Exercise: Search the entries for the word "Optionen" and return every line where it is found.

Source data:
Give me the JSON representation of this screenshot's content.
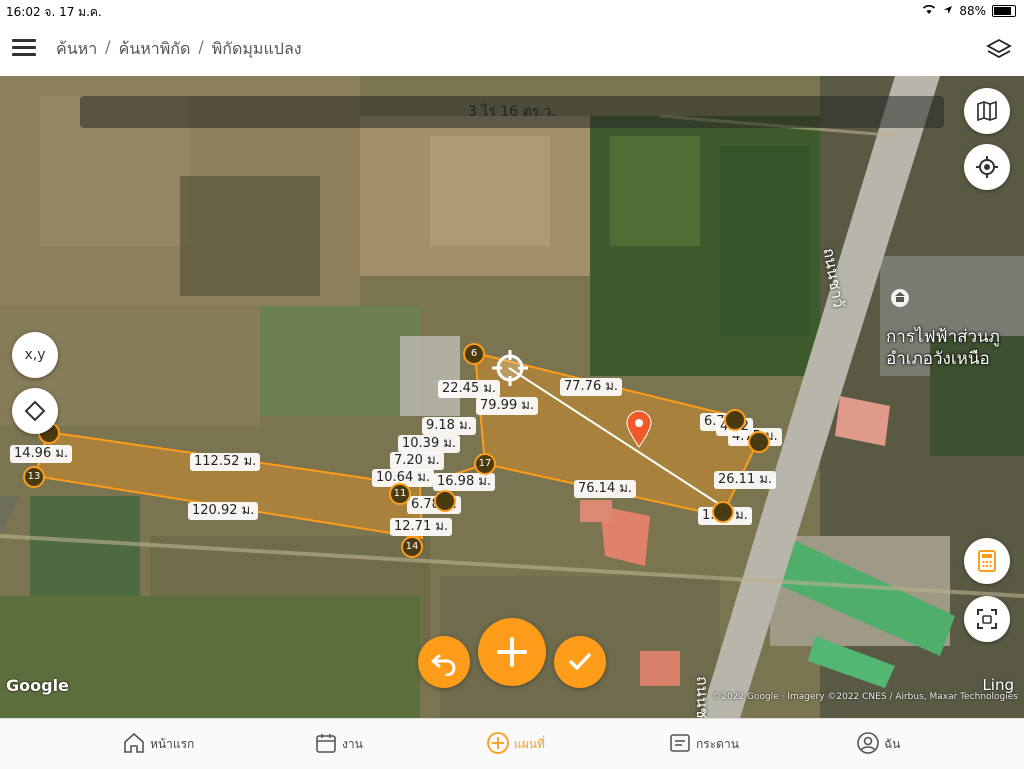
{
  "status": {
    "time": "16:02",
    "date": "จ. 17 ม.ค.",
    "battery": "88%",
    "icons": [
      "wifi-icon",
      "location-arrow-icon",
      "battery-icon"
    ]
  },
  "header": {
    "breadcrumb": [
      "ค้นหา",
      "ค้นหาพิกัด",
      "พิกัดมุมแปลง"
    ],
    "menu_icon": "hamburger-icon",
    "layers_icon": "layers-icon"
  },
  "map": {
    "area_text": "3 ไร่ 16 ตร.ว.",
    "road_name": "ถนนชาวั",
    "road_name_bottom": "ถนนชา",
    "poi_line1": "การไฟฟ้าส่วนภู",
    "poi_line2": "อำเภอวังเหนือ",
    "google": "Google",
    "ling": "Ling",
    "attribution": "©2022 Google · Imagery ©2022 CNES / Airbus, Maxar Technologies",
    "measurements": [
      "22.45 ม.",
      "77.76 ม.",
      "79.99 ม.",
      "9.18 ม.",
      "10.39 ม.",
      "7.20 ม.",
      "16.98 ม.",
      "10.64 ม.",
      "6.78 ม.",
      "12.71 ม.",
      "112.52 ม.",
      "120.92 ม.",
      "14.96 ม.",
      "76.14 ม.",
      "26.11 ม.",
      "1.64 ม.",
      "4.75 ม.",
      "6.79",
      "4.92"
    ],
    "vertices": [
      "6",
      "17",
      "11",
      "13",
      "14"
    ],
    "buttons": {
      "xy": "x,y",
      "map_icon": "map-icon",
      "locate_icon": "crosshair-icon",
      "diamond_icon": "diamond-icon",
      "calc_icon": "calculator-icon",
      "scan_icon": "scan-icon",
      "undo_icon": "undo-icon",
      "add_icon": "plus-icon",
      "confirm_icon": "check-icon"
    },
    "accent": "#ff9c1a"
  },
  "tabs": [
    {
      "label": "หน้าแรก",
      "icon": "home-icon"
    },
    {
      "label": "งาน",
      "icon": "calendar-icon"
    },
    {
      "label": "แผนที่",
      "icon": "map-plus-icon"
    },
    {
      "label": "กระดาน",
      "icon": "board-icon"
    },
    {
      "label": "ฉัน",
      "icon": "user-icon"
    }
  ]
}
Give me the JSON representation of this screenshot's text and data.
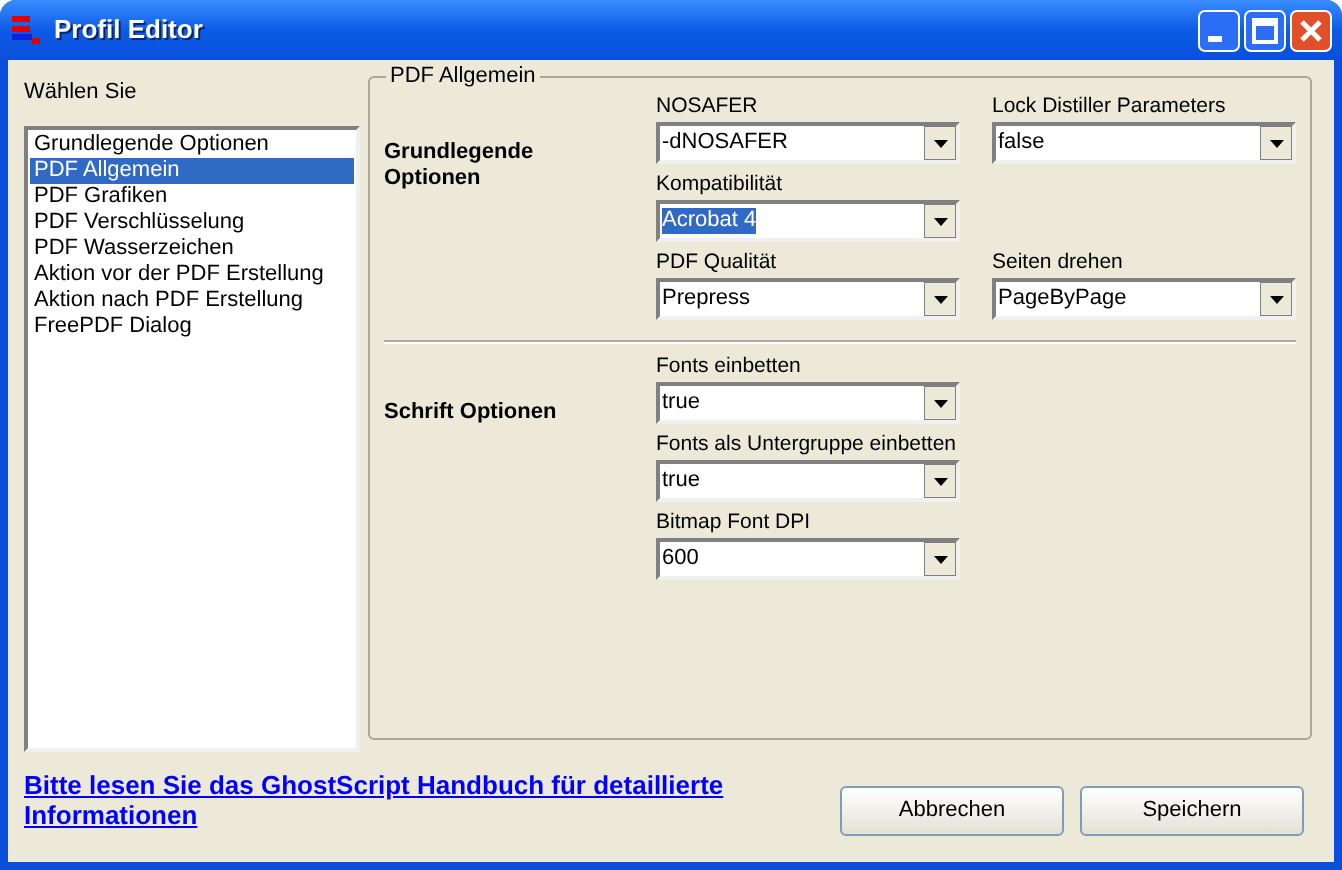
{
  "window": {
    "title": "Profil Editor"
  },
  "left": {
    "label": "Wählen Sie",
    "items": [
      {
        "label": "Grundlegende Optionen",
        "selected": false
      },
      {
        "label": "PDF Allgemein",
        "selected": true
      },
      {
        "label": "PDF Grafiken",
        "selected": false
      },
      {
        "label": "PDF Verschlüsselung",
        "selected": false
      },
      {
        "label": "PDF Wasserzeichen",
        "selected": false
      },
      {
        "label": "Aktion vor der PDF Erstellung",
        "selected": false
      },
      {
        "label": "Aktion nach PDF Erstellung",
        "selected": false
      },
      {
        "label": "FreePDF Dialog",
        "selected": false
      }
    ]
  },
  "group": {
    "title": "PDF Allgemein",
    "sections": [
      {
        "title": "Grundlegende Optionen",
        "rows": [
          [
            {
              "label": "NOSAFER",
              "value": "-dNOSAFER",
              "focused": false
            },
            {
              "label": "Lock Distiller Parameters",
              "value": "false",
              "focused": false
            }
          ],
          [
            {
              "label": "Kompatibilität",
              "value": "Acrobat 4",
              "focused": true
            }
          ],
          [
            {
              "label": "PDF Qualität",
              "value": "Prepress",
              "focused": false
            },
            {
              "label": "Seiten drehen",
              "value": "PageByPage",
              "focused": false
            }
          ]
        ]
      },
      {
        "title": "Schrift Optionen",
        "rows": [
          [
            {
              "label": "Fonts einbetten",
              "value": "true",
              "focused": false
            }
          ],
          [
            {
              "label": "Fonts als Untergruppe einbetten",
              "value": "true",
              "focused": false
            }
          ],
          [
            {
              "label": "Bitmap Font DPI",
              "value": "600",
              "focused": false
            }
          ]
        ]
      }
    ]
  },
  "link": "Bitte lesen Sie das GhostScript Handbuch für detaillierte Informationen",
  "buttons": [
    "Abbrechen",
    "Speichern"
  ]
}
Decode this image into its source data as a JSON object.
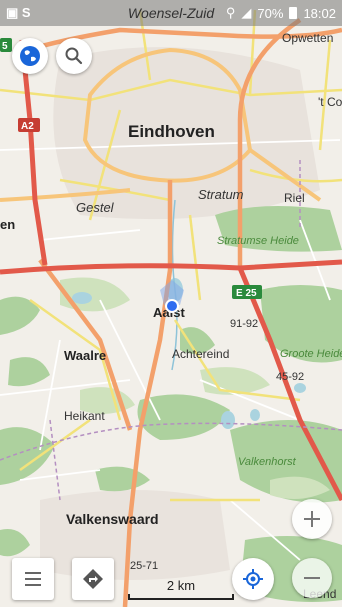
{
  "status_bar": {
    "left_icons": "▣ S",
    "area_name": "Woensel-Zuid",
    "battery": "70%",
    "time": "18:02"
  },
  "map_labels": {
    "opwetten": "Opwetten",
    "tco": "'t Co",
    "eindhoven": "Eindhoven",
    "a2": "A2",
    "gestel": "Gestel",
    "stratum": "Stratum",
    "riel": "Riel",
    "en_fragment": "en",
    "stratumse_heide": "Stratumse Heide",
    "e25": "E 25",
    "aalst": "Aalst",
    "km91": "91-92",
    "groote_heide": "Groote Heide",
    "waalre": "Waalre",
    "achtereind": "Achtereind",
    "km45": "45-92",
    "heikant": "Heikant",
    "valkenhorst": "Valkenhorst",
    "valkenswaard": "Valkenswaard",
    "km25": "25-71",
    "leende": "Leend",
    "route5": "5"
  },
  "controls": {
    "scale_label": "2 km"
  },
  "icons": {
    "globe": "globe-icon",
    "search": "search-icon",
    "menu": "menu-icon",
    "directions": "directions-icon",
    "location": "my-location-icon",
    "zoom_in": "zoom-in-icon",
    "zoom_out": "zoom-out-icon"
  },
  "colors": {
    "map_bg": "#f2efe9",
    "forest": "#add19e",
    "motorway": "#e2594a",
    "trunk": "#f3a06b",
    "primary": "#f7c57a",
    "secondary": "#f2e27a",
    "water": "#aad3df",
    "location_dot": "#2e6cf0",
    "accent_blue": "#1a66d9"
  }
}
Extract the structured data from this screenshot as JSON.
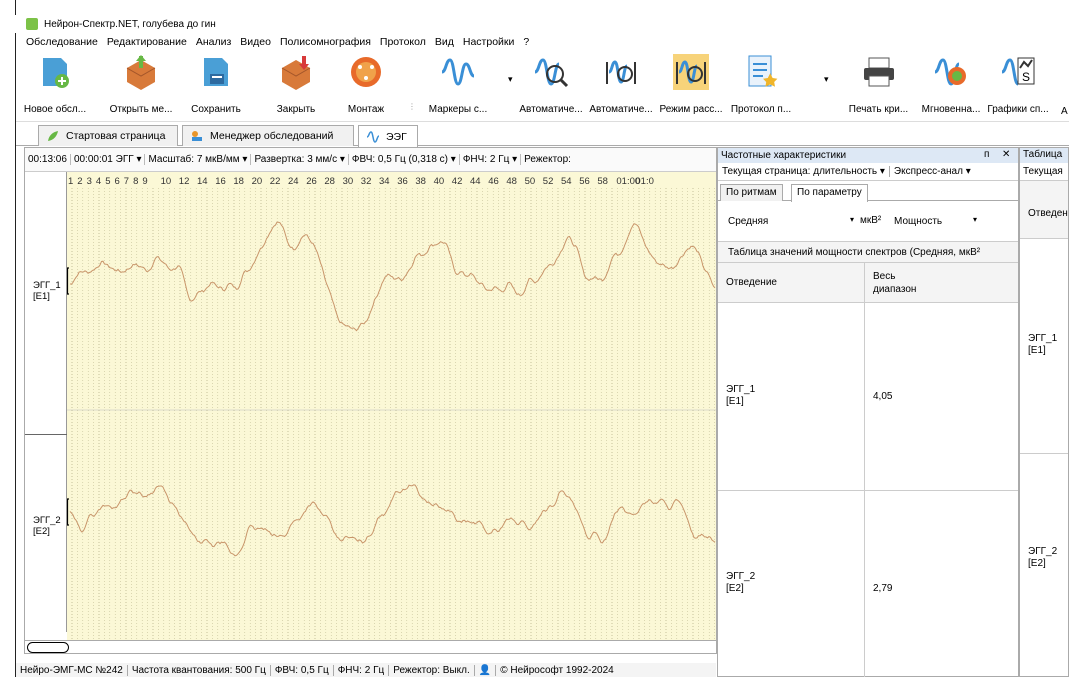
{
  "window": {
    "title": "Нейрон-Спектр.NET, голубева до гин"
  },
  "menu": [
    "Обследование",
    "Редактирование",
    "Анализ",
    "Видео",
    "Полисомнография",
    "Протокол",
    "Вид",
    "Настройки",
    "?"
  ],
  "toolbar": [
    {
      "label": "Новое обсл...",
      "icon": "new-exam-icon"
    },
    {
      "label": "Открыть ме...",
      "icon": "open-icon"
    },
    {
      "label": "Сохранить",
      "icon": "save-icon"
    },
    {
      "label": "Закрыть",
      "icon": "close-exam-icon"
    },
    {
      "label": "Монтаж",
      "icon": "montage-icon"
    },
    {
      "label": "Маркеры с...",
      "icon": "markers-icon"
    },
    {
      "label": "Автоматиче...",
      "icon": "auto-analysis-icon"
    },
    {
      "label": "Автоматиче...",
      "icon": "auto-analysis2-icon"
    },
    {
      "label": "Режим расс...",
      "icon": "review-mode-icon"
    },
    {
      "label": "Протокол п...",
      "icon": "protocol-icon"
    },
    {
      "label": "Печать кри...",
      "icon": "print-icon"
    },
    {
      "label": "Мгновенна...",
      "icon": "instant-spectrum-icon"
    },
    {
      "label": "Графики сп...",
      "icon": "spectrum-graphs-icon"
    },
    {
      "label": "А",
      "icon": ""
    }
  ],
  "tabs": [
    {
      "label": "Стартовая страница",
      "icon": "home-leaf-icon"
    },
    {
      "label": "Менеджер обследований",
      "icon": "exam-manager-icon"
    },
    {
      "label": "ЭЭГ",
      "icon": "eeg-icon"
    }
  ],
  "eeg_toolbar": {
    "time": "00:13:06",
    "duration": "00:00:01 ЭГГ",
    "scale": "Масштаб: 7 мкВ/мм",
    "sweep": "Развертка: 3 мм/с",
    "hpf": "ФВЧ: 0,5 Гц (0,318 с)",
    "lpf": "ФНЧ: 2 Гц",
    "notch": "Режектор:"
  },
  "time_ruler": [
    "1",
    "2",
    "3",
    "4",
    "5",
    "6",
    "7",
    "8",
    "9",
    "10",
    "12",
    "14",
    "16",
    "18",
    "20",
    "22",
    "24",
    "26",
    "28",
    "30",
    "32",
    "34",
    "36",
    "38",
    "40",
    "42",
    "44",
    "46",
    "48",
    "50",
    "52",
    "54",
    "56",
    "58",
    "01:00",
    "01:0"
  ],
  "channels": [
    {
      "name": "ЭГГ_1",
      "sub": "[E1]"
    },
    {
      "name": "ЭГГ_2",
      "sub": "[E2]"
    }
  ],
  "status": [
    "Нейро-ЭМГ-МС №242",
    "Частота квантования: 500 Гц",
    "ФВЧ: 0,5 Гц",
    "ФНЧ: 2 Гц",
    "Режектор: Выкл.",
    "© Нейрософт 1992-2024"
  ],
  "freq_panel": {
    "title": "Частотные характеристики",
    "pin": "ᴨ",
    "close": "✕",
    "current_page": "Текущая страница: длительность",
    "express": "Экспресс-анал",
    "tab_rhythms": "По ритмам",
    "tab_param": "По параметру",
    "agg": "Средняя",
    "unit": "мкВ²",
    "param": "Мощность",
    "table_title": "Таблица значений мощности спектров (Средняя, мкВ²",
    "col_lead": "Отведение",
    "col_range": "Весь диапазон",
    "rows": [
      {
        "name": "ЭГГ_1",
        "sub": "[E1]",
        "value": "4,05"
      },
      {
        "name": "ЭГГ_2",
        "sub": "[E2]",
        "value": "2,79"
      }
    ]
  },
  "table_panel2": {
    "title": "Таблица",
    "current": "Текущая",
    "col": "Отведен",
    "rows": [
      {
        "name": "ЭГГ_1",
        "sub": "[E1]"
      },
      {
        "name": "ЭГГ_2",
        "sub": "[E2]"
      }
    ]
  },
  "colors": {
    "trace": "#c8956a",
    "plot_bg": "#fbf8d6",
    "grid": "#b8b48a"
  }
}
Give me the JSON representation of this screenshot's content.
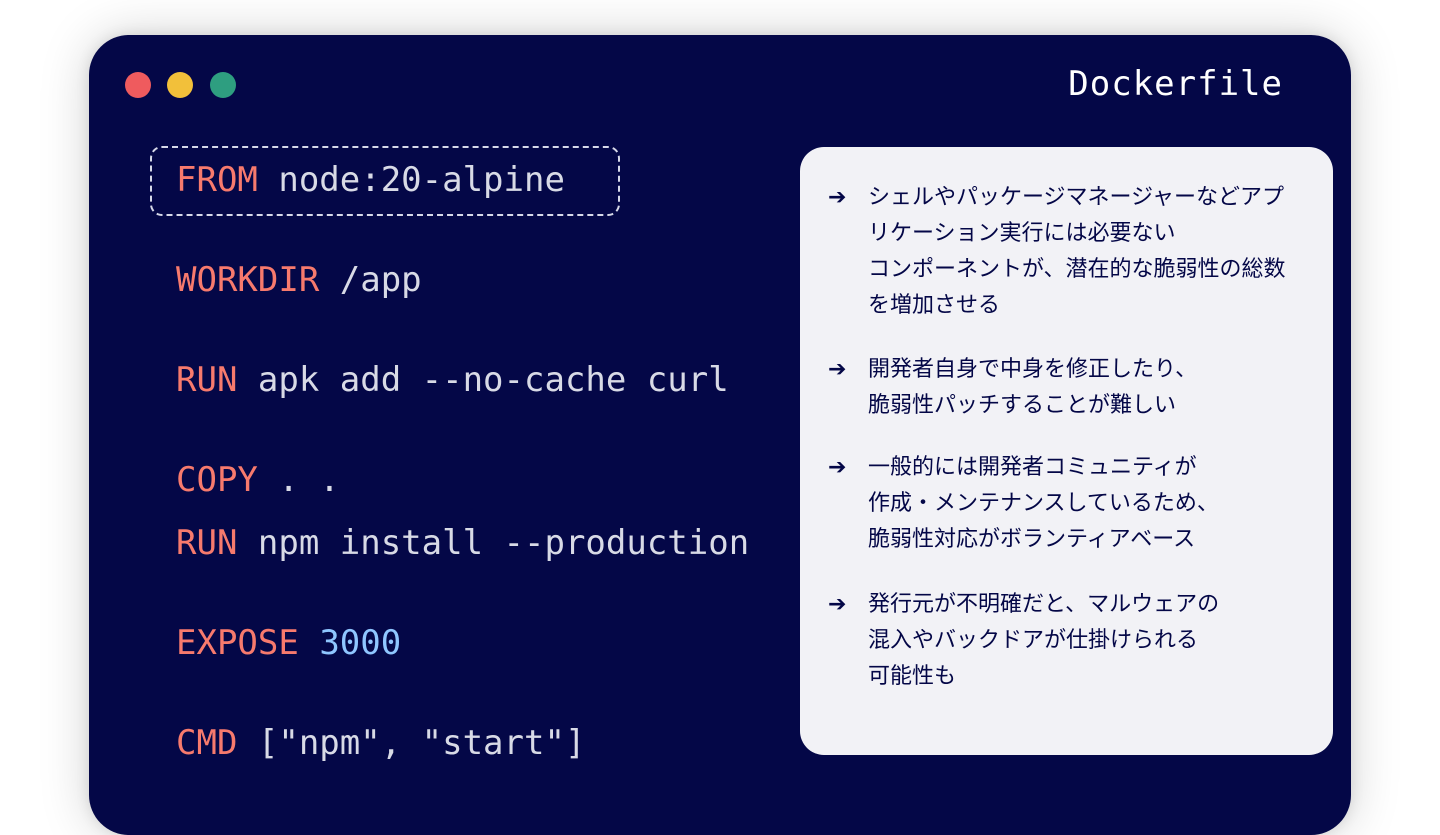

Task answer:
        "label": "Grundlegende Optionen",
        "title": "Grundlegende Optionen",
        "title": "Schrift Optionen",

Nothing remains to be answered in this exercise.